● **EXERCISE DIRECTIONS**: Throughout the material below, how many lines include the string "CREATE"? Reply with only the number.
** Opening PROVIDED DATA block **
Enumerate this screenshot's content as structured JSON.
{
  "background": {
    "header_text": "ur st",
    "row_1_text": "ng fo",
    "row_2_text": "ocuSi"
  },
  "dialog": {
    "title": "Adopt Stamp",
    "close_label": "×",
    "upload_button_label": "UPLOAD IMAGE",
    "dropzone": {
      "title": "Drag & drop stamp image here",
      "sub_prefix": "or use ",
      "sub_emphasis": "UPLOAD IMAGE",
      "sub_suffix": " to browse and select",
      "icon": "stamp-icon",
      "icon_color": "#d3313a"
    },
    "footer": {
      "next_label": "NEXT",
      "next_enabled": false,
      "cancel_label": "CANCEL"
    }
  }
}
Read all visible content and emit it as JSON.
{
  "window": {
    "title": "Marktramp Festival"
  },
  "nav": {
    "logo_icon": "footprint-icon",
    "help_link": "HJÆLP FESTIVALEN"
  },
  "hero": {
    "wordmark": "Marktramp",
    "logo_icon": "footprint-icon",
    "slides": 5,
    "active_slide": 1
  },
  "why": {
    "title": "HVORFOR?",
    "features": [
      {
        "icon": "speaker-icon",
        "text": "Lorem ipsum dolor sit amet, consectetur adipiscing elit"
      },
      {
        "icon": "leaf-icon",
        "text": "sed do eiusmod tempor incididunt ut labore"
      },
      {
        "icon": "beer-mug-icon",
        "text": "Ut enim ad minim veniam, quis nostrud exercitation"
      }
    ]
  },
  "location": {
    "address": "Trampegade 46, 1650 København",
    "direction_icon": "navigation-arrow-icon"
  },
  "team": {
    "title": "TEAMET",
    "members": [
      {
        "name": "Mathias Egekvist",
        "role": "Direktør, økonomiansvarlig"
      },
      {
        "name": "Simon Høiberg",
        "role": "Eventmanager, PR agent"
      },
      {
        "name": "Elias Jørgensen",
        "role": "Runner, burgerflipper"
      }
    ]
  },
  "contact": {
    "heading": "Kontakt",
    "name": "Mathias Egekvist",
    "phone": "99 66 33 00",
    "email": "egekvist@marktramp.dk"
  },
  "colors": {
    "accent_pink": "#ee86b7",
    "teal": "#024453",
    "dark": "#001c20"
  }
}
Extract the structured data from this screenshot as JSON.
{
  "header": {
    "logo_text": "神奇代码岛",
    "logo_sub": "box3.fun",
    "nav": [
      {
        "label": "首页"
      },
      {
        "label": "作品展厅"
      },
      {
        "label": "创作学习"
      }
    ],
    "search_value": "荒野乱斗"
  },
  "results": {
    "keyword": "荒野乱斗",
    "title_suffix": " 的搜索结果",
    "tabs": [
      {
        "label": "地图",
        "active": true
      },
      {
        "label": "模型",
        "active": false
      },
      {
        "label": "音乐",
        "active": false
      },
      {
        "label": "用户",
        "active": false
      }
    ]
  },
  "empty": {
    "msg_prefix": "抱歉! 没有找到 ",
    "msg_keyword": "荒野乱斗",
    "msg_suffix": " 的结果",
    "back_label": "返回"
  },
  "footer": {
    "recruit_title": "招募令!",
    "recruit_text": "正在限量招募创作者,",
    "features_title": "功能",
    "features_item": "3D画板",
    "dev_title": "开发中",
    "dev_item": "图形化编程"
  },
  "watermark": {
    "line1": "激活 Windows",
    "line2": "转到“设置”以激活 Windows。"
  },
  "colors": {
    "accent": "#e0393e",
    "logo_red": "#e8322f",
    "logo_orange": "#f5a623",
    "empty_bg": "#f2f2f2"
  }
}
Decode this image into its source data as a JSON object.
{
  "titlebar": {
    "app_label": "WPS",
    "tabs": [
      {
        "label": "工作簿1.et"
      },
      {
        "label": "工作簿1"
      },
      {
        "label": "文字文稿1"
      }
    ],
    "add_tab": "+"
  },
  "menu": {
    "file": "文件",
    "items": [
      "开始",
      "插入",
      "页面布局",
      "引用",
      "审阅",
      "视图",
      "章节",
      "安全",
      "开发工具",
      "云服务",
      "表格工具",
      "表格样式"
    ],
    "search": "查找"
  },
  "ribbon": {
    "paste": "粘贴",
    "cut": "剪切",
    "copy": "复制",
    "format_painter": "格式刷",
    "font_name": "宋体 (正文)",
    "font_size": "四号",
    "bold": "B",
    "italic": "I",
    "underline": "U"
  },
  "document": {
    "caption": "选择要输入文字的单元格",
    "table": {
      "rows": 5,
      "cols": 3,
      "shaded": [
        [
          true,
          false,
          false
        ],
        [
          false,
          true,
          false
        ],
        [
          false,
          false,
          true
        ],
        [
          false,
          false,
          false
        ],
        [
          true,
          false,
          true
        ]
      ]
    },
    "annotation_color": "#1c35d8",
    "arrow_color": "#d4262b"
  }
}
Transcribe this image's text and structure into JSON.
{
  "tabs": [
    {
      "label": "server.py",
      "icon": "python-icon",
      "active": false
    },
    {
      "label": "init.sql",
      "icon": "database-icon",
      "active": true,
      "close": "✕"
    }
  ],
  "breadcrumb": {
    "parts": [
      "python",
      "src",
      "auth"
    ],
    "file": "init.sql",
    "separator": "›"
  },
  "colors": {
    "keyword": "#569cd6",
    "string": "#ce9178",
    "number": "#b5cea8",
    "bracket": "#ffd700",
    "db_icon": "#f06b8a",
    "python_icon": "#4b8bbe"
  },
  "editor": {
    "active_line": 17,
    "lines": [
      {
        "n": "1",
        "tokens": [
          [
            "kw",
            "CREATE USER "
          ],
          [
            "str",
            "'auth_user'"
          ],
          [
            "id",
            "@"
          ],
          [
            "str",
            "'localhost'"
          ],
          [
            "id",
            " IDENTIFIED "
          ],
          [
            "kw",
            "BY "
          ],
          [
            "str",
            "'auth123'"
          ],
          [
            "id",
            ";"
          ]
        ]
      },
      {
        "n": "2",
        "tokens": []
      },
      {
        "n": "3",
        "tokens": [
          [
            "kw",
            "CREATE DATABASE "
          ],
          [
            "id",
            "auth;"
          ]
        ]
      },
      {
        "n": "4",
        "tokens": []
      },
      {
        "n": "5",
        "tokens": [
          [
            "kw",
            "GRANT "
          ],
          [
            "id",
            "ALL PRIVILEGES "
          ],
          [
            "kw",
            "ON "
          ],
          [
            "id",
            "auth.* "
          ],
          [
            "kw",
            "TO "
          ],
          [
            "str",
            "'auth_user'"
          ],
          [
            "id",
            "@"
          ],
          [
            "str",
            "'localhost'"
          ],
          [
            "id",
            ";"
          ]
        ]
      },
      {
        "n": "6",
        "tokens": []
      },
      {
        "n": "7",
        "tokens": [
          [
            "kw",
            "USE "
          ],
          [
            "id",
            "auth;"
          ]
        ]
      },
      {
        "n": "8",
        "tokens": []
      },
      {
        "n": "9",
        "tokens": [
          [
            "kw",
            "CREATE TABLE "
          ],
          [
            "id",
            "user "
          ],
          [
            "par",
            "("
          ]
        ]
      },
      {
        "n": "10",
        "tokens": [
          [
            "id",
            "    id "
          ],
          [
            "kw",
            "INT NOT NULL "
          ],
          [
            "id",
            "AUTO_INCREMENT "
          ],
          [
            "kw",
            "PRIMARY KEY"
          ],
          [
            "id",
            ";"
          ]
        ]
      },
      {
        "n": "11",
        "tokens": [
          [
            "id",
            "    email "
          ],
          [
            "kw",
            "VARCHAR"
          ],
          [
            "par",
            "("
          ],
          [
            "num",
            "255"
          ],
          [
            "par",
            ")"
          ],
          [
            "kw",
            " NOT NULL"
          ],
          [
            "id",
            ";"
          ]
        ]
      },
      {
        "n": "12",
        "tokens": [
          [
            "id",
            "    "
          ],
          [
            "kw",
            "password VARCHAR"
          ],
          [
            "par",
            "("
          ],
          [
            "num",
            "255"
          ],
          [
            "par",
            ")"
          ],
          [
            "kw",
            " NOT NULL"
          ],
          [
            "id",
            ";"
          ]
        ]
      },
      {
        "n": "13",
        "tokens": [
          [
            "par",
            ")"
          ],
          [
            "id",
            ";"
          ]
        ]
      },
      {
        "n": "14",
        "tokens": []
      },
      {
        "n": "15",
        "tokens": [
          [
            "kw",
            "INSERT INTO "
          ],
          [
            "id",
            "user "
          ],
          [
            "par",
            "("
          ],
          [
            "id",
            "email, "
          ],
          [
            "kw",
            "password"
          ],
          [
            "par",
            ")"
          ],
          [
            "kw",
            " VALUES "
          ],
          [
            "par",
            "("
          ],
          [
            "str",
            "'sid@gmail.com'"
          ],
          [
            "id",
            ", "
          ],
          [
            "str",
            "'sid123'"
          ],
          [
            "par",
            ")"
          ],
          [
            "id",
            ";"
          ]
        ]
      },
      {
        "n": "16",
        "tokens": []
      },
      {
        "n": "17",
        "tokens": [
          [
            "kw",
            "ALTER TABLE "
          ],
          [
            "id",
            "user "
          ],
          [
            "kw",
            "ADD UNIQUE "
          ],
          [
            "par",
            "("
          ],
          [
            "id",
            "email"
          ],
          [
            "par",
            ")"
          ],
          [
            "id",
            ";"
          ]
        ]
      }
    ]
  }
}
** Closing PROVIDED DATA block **
● **RESULT**: 3